On the pessimistic, glass-half-empty-and-falling-fast side, I just went through (at the request of a friend) the transcript of a very scary video about how exponential growth dynamics are leading inevitably to financial, ecological, and every other kind of global collapse. Of course, I was a little annoyed when I got to the end and discovered that this trio of internationally known experts was actually selling investment advice. The video, with all its frightening exponential growth curves, was their infomercial. (Okay, there is some useful information in that video transcript, including trend curves on the increasing amoung of energy it takes to get new energy out of the ground … but don’t say I didn’t warn you.)
Extremes of future optimism and pessimism aside, something serious is of course happening in this world, today. Fish are really and truly in danger, for example, and we just continue scraping them out of the sea. (Some people still prefer to look on the bright side, but the overall global trend is clear, says the UN.) The global financial system seems to be held together with spit and chewing gum. The Arctic ice keeps melting — shockingly fast, says the most recent satellite data. Even some global warming skeptics are doing about-faces. (Did you see Richard Muller’s recent piece in the New York Times?
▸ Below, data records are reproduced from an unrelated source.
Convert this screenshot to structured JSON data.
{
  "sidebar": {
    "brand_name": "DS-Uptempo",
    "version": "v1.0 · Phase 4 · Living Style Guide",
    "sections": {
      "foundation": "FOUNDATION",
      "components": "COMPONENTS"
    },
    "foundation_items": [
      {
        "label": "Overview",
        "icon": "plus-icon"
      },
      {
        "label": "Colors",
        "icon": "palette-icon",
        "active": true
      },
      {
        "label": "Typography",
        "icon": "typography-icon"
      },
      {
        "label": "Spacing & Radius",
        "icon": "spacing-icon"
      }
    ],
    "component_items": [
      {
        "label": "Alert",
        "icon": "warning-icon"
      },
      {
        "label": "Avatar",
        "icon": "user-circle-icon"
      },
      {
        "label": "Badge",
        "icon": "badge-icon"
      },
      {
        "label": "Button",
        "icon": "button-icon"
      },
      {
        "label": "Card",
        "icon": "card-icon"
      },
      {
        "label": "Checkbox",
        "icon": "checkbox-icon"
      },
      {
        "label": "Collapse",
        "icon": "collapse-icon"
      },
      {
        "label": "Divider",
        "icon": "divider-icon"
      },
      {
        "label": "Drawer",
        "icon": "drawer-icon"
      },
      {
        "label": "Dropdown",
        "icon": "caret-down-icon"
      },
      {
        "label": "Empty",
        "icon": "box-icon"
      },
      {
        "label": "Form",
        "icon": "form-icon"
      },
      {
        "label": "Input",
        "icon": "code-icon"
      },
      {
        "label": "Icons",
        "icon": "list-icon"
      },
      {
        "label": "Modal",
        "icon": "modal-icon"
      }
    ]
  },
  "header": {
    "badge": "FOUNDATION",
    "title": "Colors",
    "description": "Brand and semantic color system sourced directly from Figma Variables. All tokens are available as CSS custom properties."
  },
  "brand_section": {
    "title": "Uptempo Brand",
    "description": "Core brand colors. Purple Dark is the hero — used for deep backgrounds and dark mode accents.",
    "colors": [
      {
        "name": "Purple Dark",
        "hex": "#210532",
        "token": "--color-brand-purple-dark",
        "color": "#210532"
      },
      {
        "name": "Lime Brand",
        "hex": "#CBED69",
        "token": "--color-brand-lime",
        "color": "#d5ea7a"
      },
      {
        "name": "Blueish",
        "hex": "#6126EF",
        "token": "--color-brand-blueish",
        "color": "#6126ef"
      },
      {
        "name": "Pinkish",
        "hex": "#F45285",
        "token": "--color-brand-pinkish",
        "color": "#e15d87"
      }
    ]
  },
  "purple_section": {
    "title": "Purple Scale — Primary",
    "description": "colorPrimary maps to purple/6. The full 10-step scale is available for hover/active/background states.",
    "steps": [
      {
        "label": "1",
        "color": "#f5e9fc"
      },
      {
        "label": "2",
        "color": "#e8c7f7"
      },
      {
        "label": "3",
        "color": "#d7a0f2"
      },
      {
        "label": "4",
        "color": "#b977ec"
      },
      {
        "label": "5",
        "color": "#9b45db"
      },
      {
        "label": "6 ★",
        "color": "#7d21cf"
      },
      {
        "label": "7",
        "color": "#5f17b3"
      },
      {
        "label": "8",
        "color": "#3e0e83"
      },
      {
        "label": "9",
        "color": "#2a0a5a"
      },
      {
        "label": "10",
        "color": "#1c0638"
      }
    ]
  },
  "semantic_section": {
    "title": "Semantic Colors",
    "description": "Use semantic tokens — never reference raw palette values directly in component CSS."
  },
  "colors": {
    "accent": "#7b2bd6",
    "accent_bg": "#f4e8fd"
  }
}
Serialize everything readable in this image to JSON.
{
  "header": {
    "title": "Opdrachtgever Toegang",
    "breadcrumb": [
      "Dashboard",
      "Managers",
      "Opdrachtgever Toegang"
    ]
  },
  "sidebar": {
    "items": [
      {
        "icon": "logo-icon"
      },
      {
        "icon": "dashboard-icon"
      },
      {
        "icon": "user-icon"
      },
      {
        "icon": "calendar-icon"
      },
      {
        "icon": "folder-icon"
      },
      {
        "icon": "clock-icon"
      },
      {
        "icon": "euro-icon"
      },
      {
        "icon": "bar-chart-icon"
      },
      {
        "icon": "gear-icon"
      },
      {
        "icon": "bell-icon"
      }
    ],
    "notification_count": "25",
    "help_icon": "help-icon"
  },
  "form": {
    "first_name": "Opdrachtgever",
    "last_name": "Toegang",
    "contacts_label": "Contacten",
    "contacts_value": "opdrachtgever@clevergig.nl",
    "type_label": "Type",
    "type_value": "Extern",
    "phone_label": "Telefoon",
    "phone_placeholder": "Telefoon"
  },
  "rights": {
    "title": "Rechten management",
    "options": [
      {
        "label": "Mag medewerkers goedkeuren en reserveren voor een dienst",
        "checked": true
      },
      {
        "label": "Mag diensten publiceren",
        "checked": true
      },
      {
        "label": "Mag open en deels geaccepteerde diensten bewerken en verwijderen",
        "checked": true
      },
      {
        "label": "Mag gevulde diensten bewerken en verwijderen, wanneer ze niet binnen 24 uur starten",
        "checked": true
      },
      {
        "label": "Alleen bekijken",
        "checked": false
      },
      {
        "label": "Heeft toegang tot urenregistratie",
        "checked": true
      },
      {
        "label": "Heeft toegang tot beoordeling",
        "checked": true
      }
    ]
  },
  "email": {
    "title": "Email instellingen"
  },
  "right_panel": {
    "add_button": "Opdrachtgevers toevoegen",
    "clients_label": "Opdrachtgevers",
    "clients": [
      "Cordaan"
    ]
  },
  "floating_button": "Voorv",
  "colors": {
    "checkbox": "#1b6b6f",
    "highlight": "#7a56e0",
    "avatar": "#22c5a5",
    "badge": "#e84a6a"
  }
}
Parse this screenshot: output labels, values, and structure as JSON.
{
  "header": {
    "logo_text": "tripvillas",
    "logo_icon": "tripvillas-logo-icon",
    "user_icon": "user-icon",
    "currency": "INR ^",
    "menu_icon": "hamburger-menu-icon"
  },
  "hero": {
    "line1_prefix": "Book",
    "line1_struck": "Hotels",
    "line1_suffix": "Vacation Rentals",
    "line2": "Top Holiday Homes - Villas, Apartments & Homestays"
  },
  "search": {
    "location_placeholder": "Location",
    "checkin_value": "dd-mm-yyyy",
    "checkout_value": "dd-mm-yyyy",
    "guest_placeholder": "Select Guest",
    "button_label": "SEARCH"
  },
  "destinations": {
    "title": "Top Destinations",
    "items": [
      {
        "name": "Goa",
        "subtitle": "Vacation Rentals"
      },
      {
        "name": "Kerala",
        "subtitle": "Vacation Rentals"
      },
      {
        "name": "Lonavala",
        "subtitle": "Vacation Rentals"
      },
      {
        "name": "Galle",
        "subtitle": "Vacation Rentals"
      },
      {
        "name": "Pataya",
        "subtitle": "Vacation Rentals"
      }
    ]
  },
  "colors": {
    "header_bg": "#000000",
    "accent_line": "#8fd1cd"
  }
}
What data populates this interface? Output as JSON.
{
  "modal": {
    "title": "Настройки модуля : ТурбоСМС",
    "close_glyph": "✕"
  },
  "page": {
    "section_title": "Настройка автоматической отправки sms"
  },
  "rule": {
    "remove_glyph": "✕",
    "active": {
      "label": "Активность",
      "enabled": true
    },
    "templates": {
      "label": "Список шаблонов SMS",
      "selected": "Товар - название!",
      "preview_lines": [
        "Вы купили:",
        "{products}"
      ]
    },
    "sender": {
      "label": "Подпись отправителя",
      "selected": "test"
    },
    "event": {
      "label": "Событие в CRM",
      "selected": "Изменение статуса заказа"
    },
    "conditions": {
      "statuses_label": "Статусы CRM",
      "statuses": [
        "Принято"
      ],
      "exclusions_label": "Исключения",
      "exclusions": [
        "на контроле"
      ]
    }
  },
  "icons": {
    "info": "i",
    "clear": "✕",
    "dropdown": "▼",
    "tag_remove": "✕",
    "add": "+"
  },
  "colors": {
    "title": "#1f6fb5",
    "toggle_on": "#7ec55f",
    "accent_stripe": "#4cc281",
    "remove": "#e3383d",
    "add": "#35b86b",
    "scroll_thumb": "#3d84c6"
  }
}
That was a major turning point: a scientific skeptic, partly financed by the far-right Koch brothers and Heartland Institute, was convinced by his own data that humans are causing global warming.) [Note: requires logging in.]
So … is the “Great Collapse” coming, or not? To my mind, this is the wrong question.
The more interesting question is: are we ready for whatever happens?
And: will we be able to see what is actually happening, when it happens? Or will we each be so convinced by our own beliefs about the future — global collapse, universal abundance, or something else — that we fail to notice the true and complex shape of reality, when it arrives?
I’ve been a social media skeptic, but hey, Facebook is reality — or at least, one aspect of it. So I’ve dived in. Also, I have long preached (and even sung) the dangers of exponential growth. But hey, we really don’t know where this rocket ship of accelerating growth and change is ultimately taking us. So I did not click “Like” on the scary video about the end of civilization.
For me, sustainability work today means at least two things: continuing to move as fast as possible to change the course of that exponential growth rocket, to avoid or reduce as much collapse as possible, indeed create something better …
But we also need to be preparing for, and engaging in — from a whole-system, sustainability perspective — the world that actually is emerging.
Whatever that world is.
P.S. I’ve got a lot of new stuff coming out this Fall, including two new books. One place to track this is (of course) at my public page on Facebook:
But you can read more about the new sustainability book, “Because We Believe in the Future,” and a reserve a personal signed copy, at my blog:
… or my company website:
Please share, like, link, etc.!
That’s it for WaveFront this time! The Northern hemisphere summer is a slow period, especially in Europe … which we think is very healthy and sustainable. But we’ll send another WaveFront out soon with more info on Fall activities, and on what’s happening in sustainability more generally, with a special look at the aftermath of the Rio+20 summit. Stay tuned!